> **Exercise details**
The entries below are to be given back exactly, with images excluded.

BEGIN

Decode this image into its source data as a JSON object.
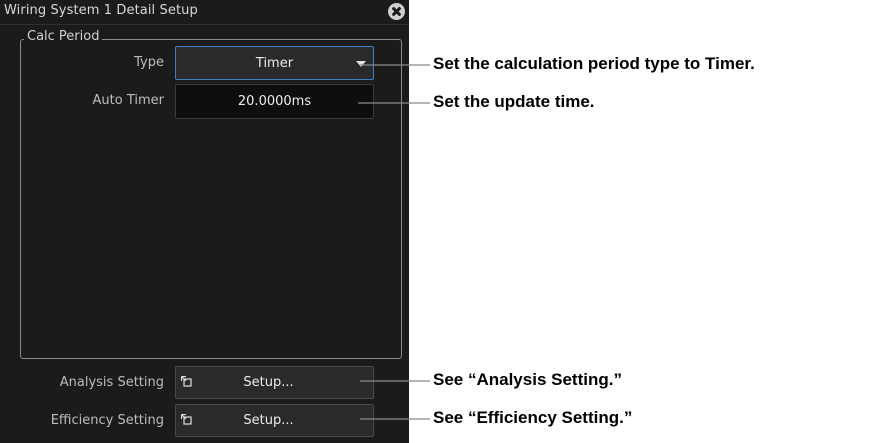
{
  "dialog": {
    "title": "Wiring System 1 Detail Setup",
    "close_icon": "close-circle-icon"
  },
  "calc_period": {
    "group_label": "Calc Period",
    "type_label": "Type",
    "type_value": "Timer",
    "auto_timer_label": "Auto Timer",
    "auto_timer_value": "20.0000ms"
  },
  "analysis": {
    "label": "Analysis Setting",
    "button_label": "Setup...",
    "icon": "open-dialog-icon"
  },
  "efficiency": {
    "label": "Efficiency Setting",
    "button_label": "Setup...",
    "icon": "open-dialog-icon"
  },
  "annotations": {
    "type": "Set the calculation period type to Timer.",
    "timer": "Set the update time.",
    "analysis": "See “Analysis Setting.”",
    "efficiency": "See “Efficiency Setting.”"
  },
  "colors": {
    "panel_bg": "#1b1b1b",
    "focus_border": "#3d7fc6",
    "text": "#ececec"
  }
}
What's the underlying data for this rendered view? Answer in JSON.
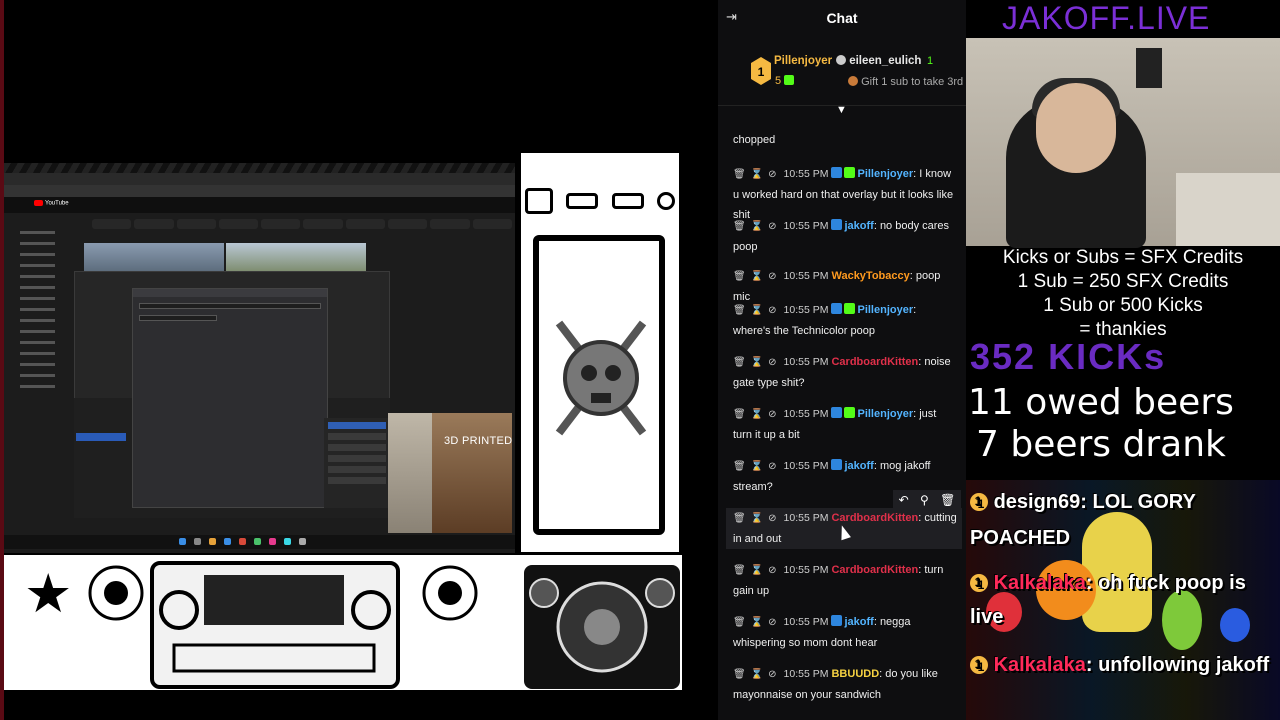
{
  "chat": {
    "title": "Chat",
    "leaderboard": {
      "first_user": "Pillenjoyer",
      "first_count": "5",
      "second_user": "eileen_eulich",
      "second_count": "1",
      "third_prompt": "Gift 1 sub to take 3rd"
    },
    "messages": [
      {
        "time": "",
        "user": "",
        "user_color": "#e6e6e6",
        "text": "chopped",
        "badge": ""
      },
      {
        "time": "10:55 PM",
        "user": "Pillenjoyer",
        "user_color": "#53b4ff",
        "text": ": I know u worked hard on that overlay but it looks like shit",
        "badge": "#53fc18"
      },
      {
        "time": "10:55 PM",
        "user": "jakoff",
        "user_color": "#53b4ff",
        "text": ": no body cares poop",
        "badge": "#2e86de"
      },
      {
        "time": "10:55 PM",
        "user": "WackyTobaccy",
        "user_color": "#ff9a1f",
        "text": ": poop mic",
        "badge": ""
      },
      {
        "time": "10:55 PM",
        "user": "Pillenjoyer",
        "user_color": "#53b4ff",
        "text": ": where's the Technicolor poop",
        "badge": "#53fc18"
      },
      {
        "time": "10:55 PM",
        "user": "CardboardKitten",
        "user_color": "#e0304a",
        "text": ": noise gate type shit?",
        "badge": ""
      },
      {
        "time": "10:55 PM",
        "user": "Pillenjoyer",
        "user_color": "#53b4ff",
        "text": ": just turn it up a bit",
        "badge": "#53fc18"
      },
      {
        "time": "10:55 PM",
        "user": "jakoff",
        "user_color": "#53b4ff",
        "text": ": mog jakoff stream?",
        "badge": "#2e86de"
      },
      {
        "time": "10:55 PM",
        "user": "CardboardKitten",
        "user_color": "#e0304a",
        "text": ": cutting in and out",
        "badge": ""
      },
      {
        "time": "10:55 PM",
        "user": "CardboardKitten",
        "user_color": "#e0304a",
        "text": ": turn gain up",
        "badge": ""
      },
      {
        "time": "10:55 PM",
        "user": "jakoff",
        "user_color": "#53b4ff",
        "text": ": negga whispering so mom dont hear",
        "badge": "#2e86de"
      },
      {
        "time": "10:55 PM",
        "user": "BBUUDD",
        "user_color": "#f5d142",
        "text": ": do you like mayonnaise on your sandwich",
        "badge": ""
      }
    ]
  },
  "overlay": {
    "brand": "JAKOFF.LIVE",
    "info_lines": [
      "Kicks or Subs = SFX Credits",
      "1 Sub = 250 SFX Credits",
      "1 Sub or 500 Kicks",
      "= thankies"
    ],
    "kicks_count": "352 KICKs",
    "owed_beers": "11 owed beers",
    "drank_beers": "7 beers drank",
    "alerts": [
      {
        "user": "design69",
        "text": ": LOL GORY POACHED"
      },
      {
        "user": "Kalkalaka",
        "text": ": oh fuck poop is live"
      },
      {
        "user": "Kalkalaka",
        "text": ": unfollowing jakoff"
      }
    ]
  },
  "capture": {
    "printed_label": "3D PRINTED",
    "yt_label": "YouTube"
  },
  "colors": {
    "brand_purple": "#7b2fd6",
    "kick_green": "#53fc18",
    "chat_bg": "#0e0e10"
  }
}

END

> **Response to this task**
Decode this image into its source data as a JSON object.
{
  "dialog": {
    "title": "Wiring System 1 Detail Setup",
    "close_icon": "close-circle-icon"
  },
  "calc_period": {
    "group_label": "Calc Period",
    "type_label": "Type",
    "type_value": "Timer",
    "auto_timer_label": "Auto Timer",
    "auto_timer_value": "20.0000ms"
  },
  "analysis": {
    "label": "Analysis Setting",
    "button_label": "Setup...",
    "icon": "open-dialog-icon"
  },
  "efficiency": {
    "label": "Efficiency Setting",
    "button_label": "Setup...",
    "icon": "open-dialog-icon"
  },
  "annotations": {
    "type": "Set the calculation period type to Timer.",
    "timer": "Set the update time.",
    "analysis": "See “Analysis Setting.”",
    "efficiency": "See “Efficiency Setting.”"
  },
  "colors": {
    "panel_bg": "#1b1b1b",
    "focus_border": "#3d7fc6",
    "text": "#ececec"
  }
}
What's the underlying data for this rendered view? Answer in JSON.
{
  "chat": {
    "title": "Chat",
    "leaderboard": {
      "first_user": "Pillenjoyer",
      "first_count": "5",
      "second_user": "eileen_eulich",
      "second_count": "1",
      "third_prompt": "Gift 1 sub to take 3rd"
    },
    "messages": [
      {
        "time": "",
        "user": "",
        "user_color": "#e6e6e6",
        "text": "chopped",
        "badge": ""
      },
      {
        "time": "10:55 PM",
        "user": "Pillenjoyer",
        "user_color": "#53b4ff",
        "text": ": I know u worked hard on that overlay but it looks like shit",
        "badge": "#53fc18"
      },
      {
        "time": "10:55 PM",
        "user": "jakoff",
        "user_color": "#53b4ff",
        "text": ": no body cares poop",
        "badge": "#2e86de"
      },
      {
        "time": "10:55 PM",
        "user": "WackyTobaccy",
        "user_color": "#ff9a1f",
        "text": ": poop mic",
        "badge": ""
      },
      {
        "time": "10:55 PM",
        "user": "Pillenjoyer",
        "user_color": "#53b4ff",
        "text": ": where's the Technicolor poop",
        "badge": "#53fc18"
      },
      {
        "time": "10:55 PM",
        "user": "CardboardKitten",
        "user_color": "#e0304a",
        "text": ": noise gate type shit?",
        "badge": ""
      },
      {
        "time": "10:55 PM",
        "user": "Pillenjoyer",
        "user_color": "#53b4ff",
        "text": ": just turn it up a bit",
        "badge": "#53fc18"
      },
      {
        "time": "10:55 PM",
        "user": "jakoff",
        "user_color": "#53b4ff",
        "text": ": mog jakoff stream?",
        "badge": "#2e86de"
      },
      {
        "time": "10:55 PM",
        "user": "CardboardKitten",
        "user_color": "#e0304a",
        "text": ": cutting in and out",
        "badge": ""
      },
      {
        "time": "10:55 PM",
        "user": "CardboardKitten",
        "user_color": "#e0304a",
        "text": ": turn gain up",
        "badge": ""
      },
      {
        "time": "10:55 PM",
        "user": "jakoff",
        "user_color": "#53b4ff",
        "text": ": negga whispering so mom dont hear",
        "badge": "#2e86de"
      },
      {
        "time": "10:55 PM",
        "user": "BBUUDD",
        "user_color": "#f5d142",
        "text": ": do you like mayonnaise on your sandwich",
        "badge": ""
      }
    ]
  },
  "overlay": {
    "brand": "JAKOFF.LIVE",
    "info_lines": [
      "Kicks or Subs = SFX Credits",
      "1 Sub = 250 SFX Credits",
      "1 Sub or 500 Kicks",
      "= thankies"
    ],
    "kicks_count": "352 KICKs",
    "owed_beers": "11 owed beers",
    "drank_beers": "7 beers drank",
    "alerts": [
      {
        "user": "design69",
        "text": ": LOL GORY POACHED"
      },
      {
        "user": "Kalkalaka",
        "text": ": oh fuck poop is live"
      },
      {
        "user": "Kalkalaka",
        "text": ": unfollowing jakoff"
      }
    ]
  },
  "capture": {
    "printed_label": "3D PRINTED",
    "yt_label": "YouTube"
  },
  "colors": {
    "brand_purple": "#7b2fd6",
    "kick_green": "#53fc18",
    "chat_bg": "#0e0e10"
  }
}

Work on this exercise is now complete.